James 1:1 tells us who this letter is addressed to. It is written to the “twelve tribes scattered abroad.” The Jewish Christians in Jerusalem scattered throughout the lands when the Sanhedrin started persecuting them after the stoning of Stephen. He wrote this letter to any who fled as an encouragement and instruction into their faith.
While there does not seem to be a particular even that caused the writing of the letter, there are many inferences that can be made into the letter for the purpose behind it. Right off the bat, he encourages the Jewish Christians to rejoice during their trials and persecutions. He talked about perseverance and standing firm in the test of faith. He also mentions that the rich were slandering the name of Christ (James 2:6-7) which caused poverty among the persecuted Christians.

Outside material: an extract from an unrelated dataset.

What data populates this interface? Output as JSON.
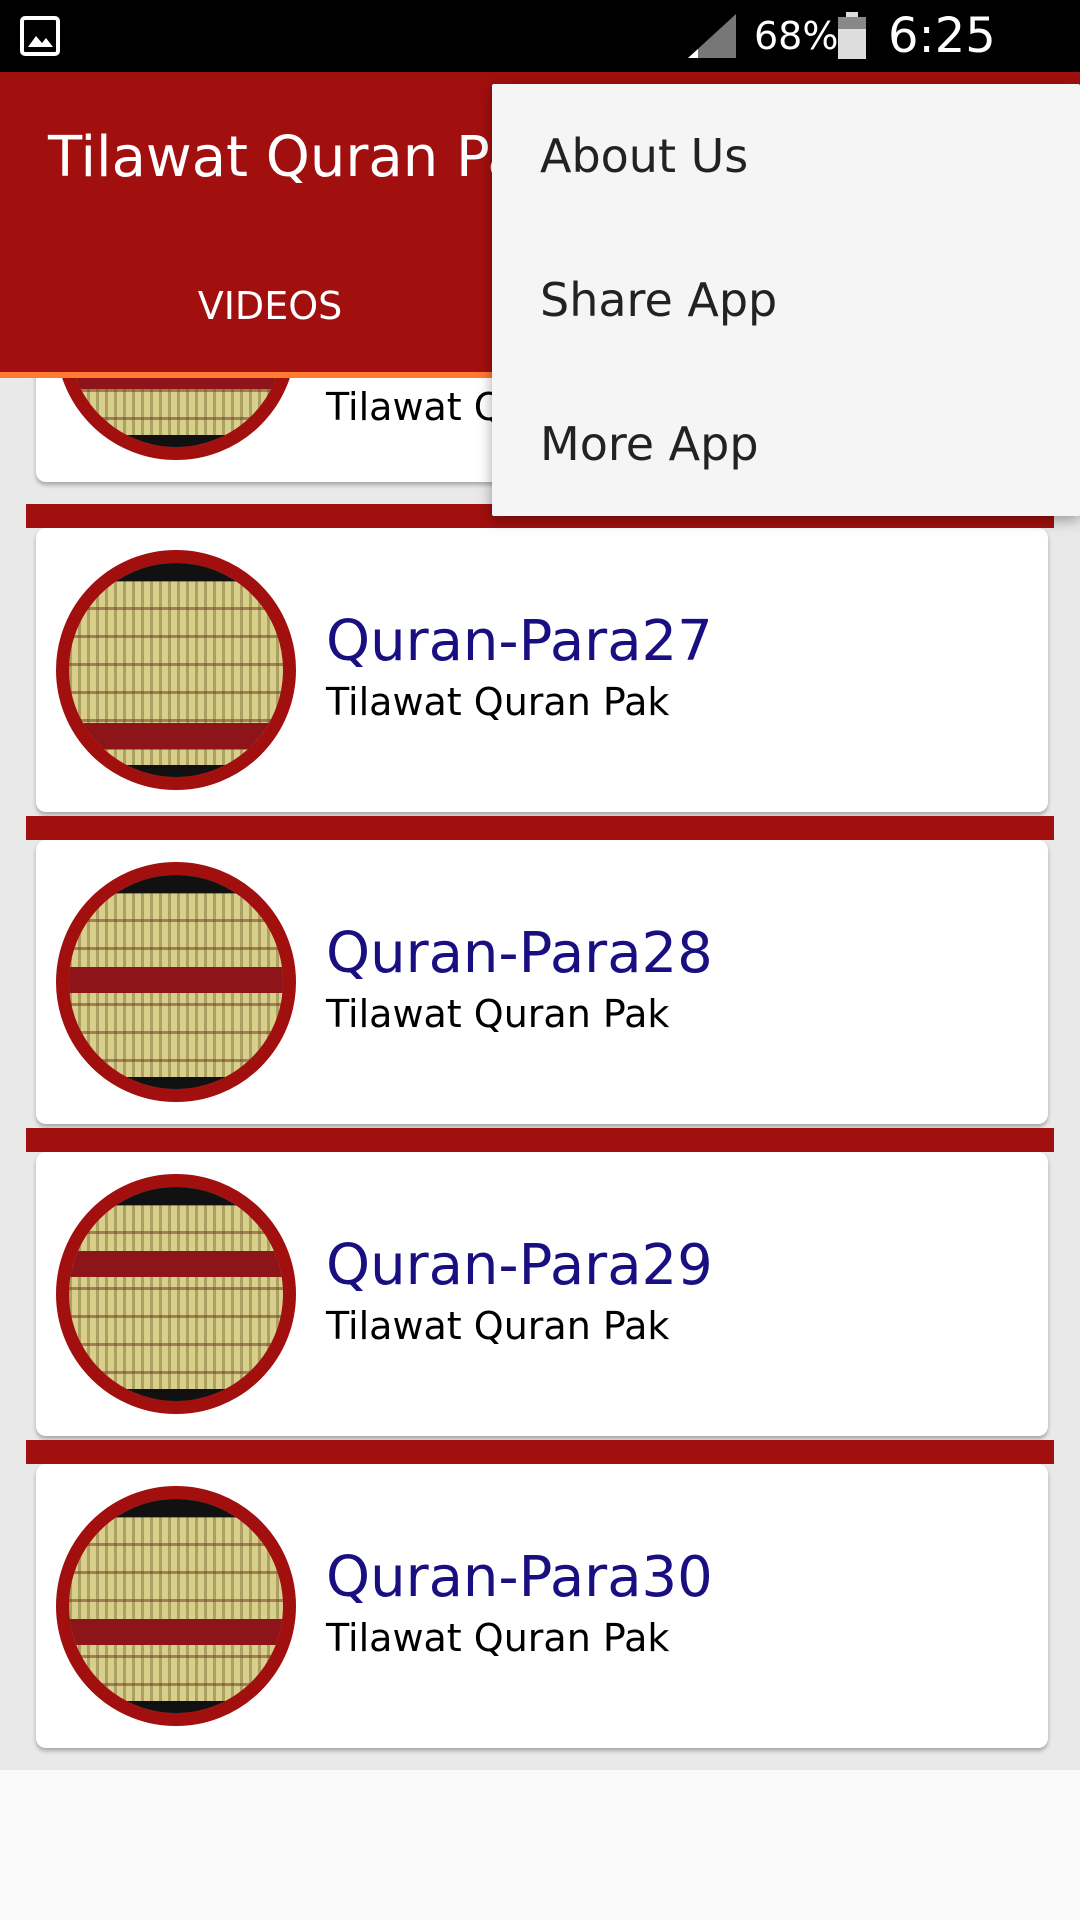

He goes on to talk about standing firm in the faith and not falling back into the ways of the world. He addressed numerous sins that they were beginning to revisit.
So overall, this letter was written to instruct, rebuke, correct, and encourage the Jewish Christians with the Word of God so they will remain strong and persevere. He spends much of the letter explaining what living by faith is about.
The letter is really only broken into two parts: the greeting and living by faith.
It is the living by faith section that is the majority of the letter and can be outlined as such:
- Stand firm in trials (1:2-12)
- Face your temptations (1:13-18)
- Hear the Word of God (1:19-27)
- Don’t show favoritism (2:1-13)
- Do deeds that show your faith (2:14-26)
- Tame your tongue (3:1-12)
- Do deeds that come from divine wisdom, not worldly ambition (3:13-5:12)
So over the next 5 weeks, I want to take a chapter a week and study the book of James with you. This is a very important book in the lives of believers and should be, I believe, one of the top 5 books that every believer reads regularly.
James 5:13 – Is anyone among you suffering? He should pray.